His first tones are absolutely pro-European. Van Rompuy sees himself as a federalist, not shy of using the "f-word". In his speech at the dinner on Thursday, he clarified that he sees the European Council as a working institution, not a talking institution. "We have to focus on taking political decisions rather than our traditional conclusions", he said (my translation).

Next Tuesday, van Rompuy will fly to Spain to talk to Zapatero about the Spanish Council presidency - and to make it clear that he is in charge now, according to Le Monde.

My dear hope is that Van Rompuy will continue on this way and disprove his critics. Many thought he was too diplomatic and would not take position. Now, he will be judged by his achievements. Let us hope for the best!

Friday, December 11, 2009

French blogosphere organizing a No Sarkozy Day on March 20th 2010

The French press hasn't picked it up yet, the Italians were quicker. This article was in La Repubblica yesterday. After the success of No Berlusconi Day in Italy, organized through Facebook, French bloggers are up to do the same.
Their actions were less successful when they tried to mobilize people against the candidacy of Sarkozy's son Jean for the principal administrator of business district "La Défense". Yet, after public outrage was voiced through the media over weeks, Jean Sarkozy decided to drop his candidacy.

All the best to the French bloggers in organizing the protests! As the country with the biggest demonstration culture in Europe, France should be able to pull off a decent protest on March 20th.

Wednesday, December 9, 2009

Football and politics - an analogy?

I don't often go to watch football games, but today I did. Inter Milan - Rubin Kazan. Champions League. Interesting game. Inter won 2:0.

What I found just as interesting as the victory was the observations I made about the fans. The fans were the perfect barometer to show when the game was going well and when it was not going well. A Milan player lies on the ground, tries to defend the ball against two attackers, manages and plays it further. Applause, standing ovations. Another player has the ball, shortly before the penalty box, he could shoot it!! but he misses - a Kazan player takes the ball. Resounding whistles in the entire stadium.

Within a split second, the fans see the situation, understand it and react upon it. They become active and state their opinion. Why does this not happen in politics? You see that a minister screws up (my favorite at the moment is German education minister Annette Schavan, refusing to understand why German students would protest against the run-down university system), and within minutes of the press conference, thousands of protest emails block her mailbox, thousands of comments are posted on her homepage. It's not reality, is it? Instead, people leave it to the media to give opinions and directions.

But why leave it to the media? I'm not waiting for the media report to judge if the Inter guy really got fouled or not. I curse the referee if he doesn't call it. Instantaneously. And I'm pretty sure it really was a foul - if that gives my team a nice free kick.
If it is possible to form a wave of protest for a penalty or a free kick that wasn't given, why is it not possible for a more equal society? For fair immigration procedures without discrimination? For better pay of interns?
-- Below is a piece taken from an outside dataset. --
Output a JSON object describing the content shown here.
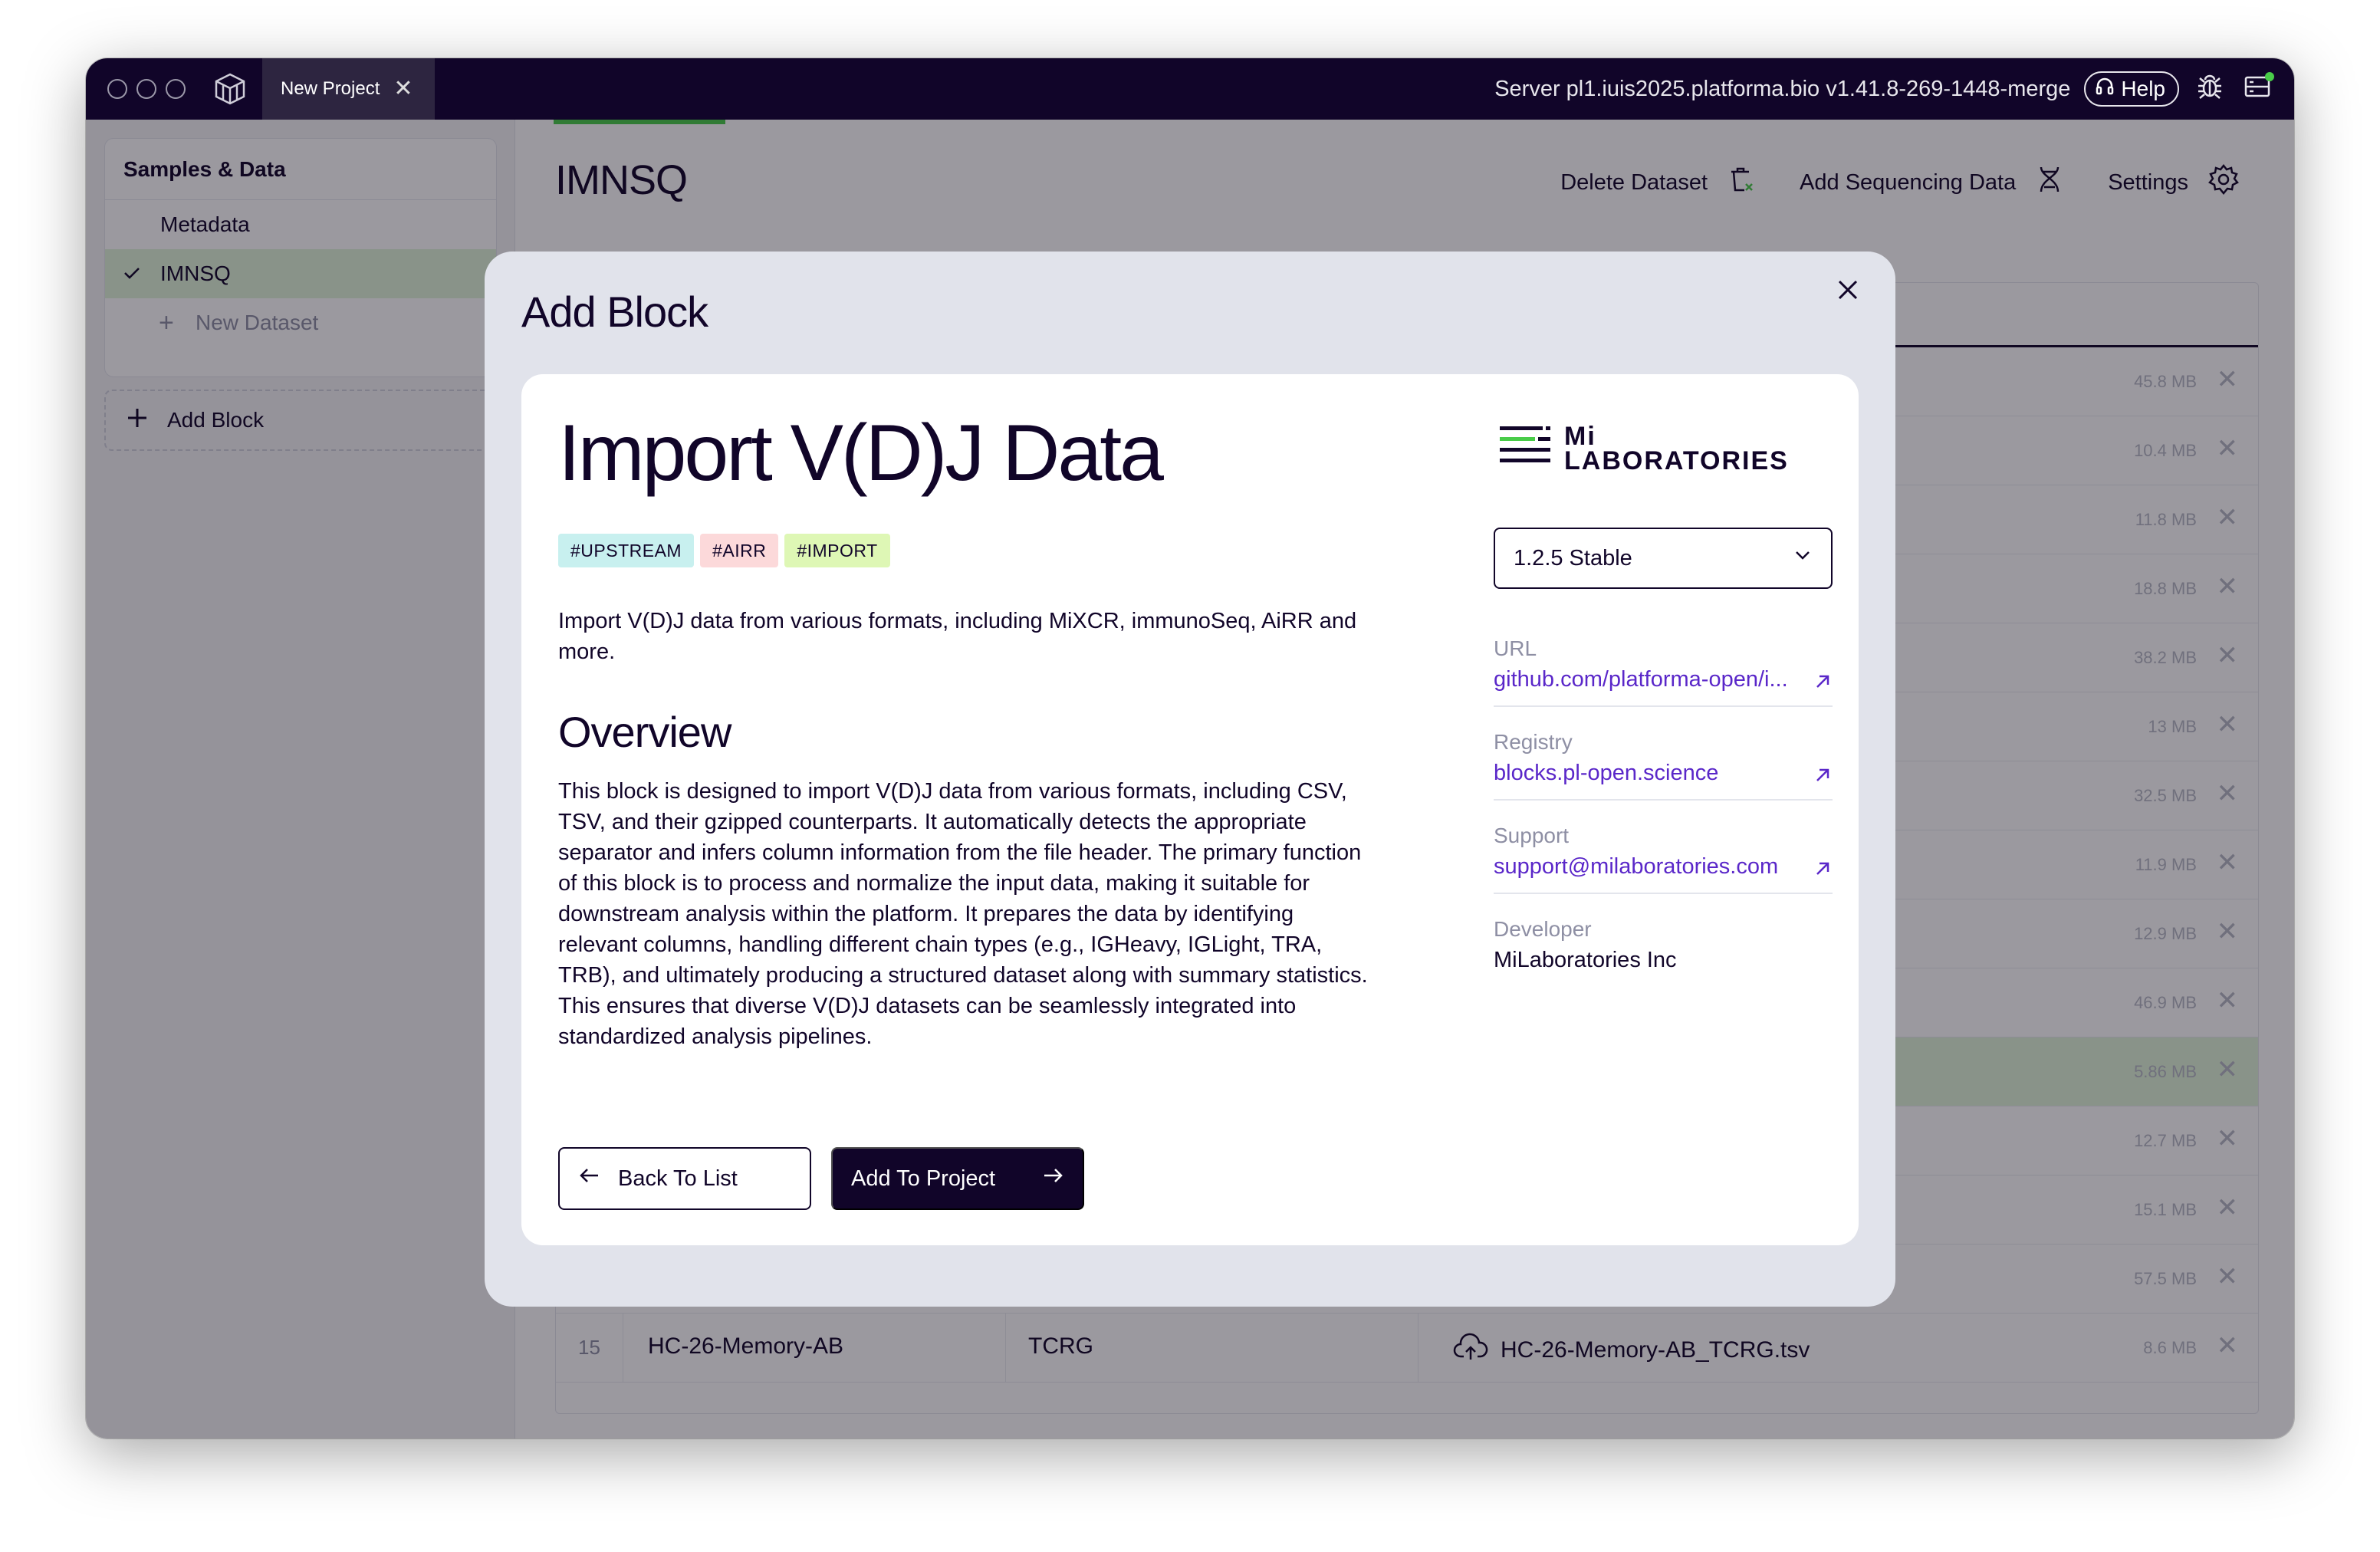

Sometimes football is described as politics on the grass. But maybe it's farther away from politics than it would seem...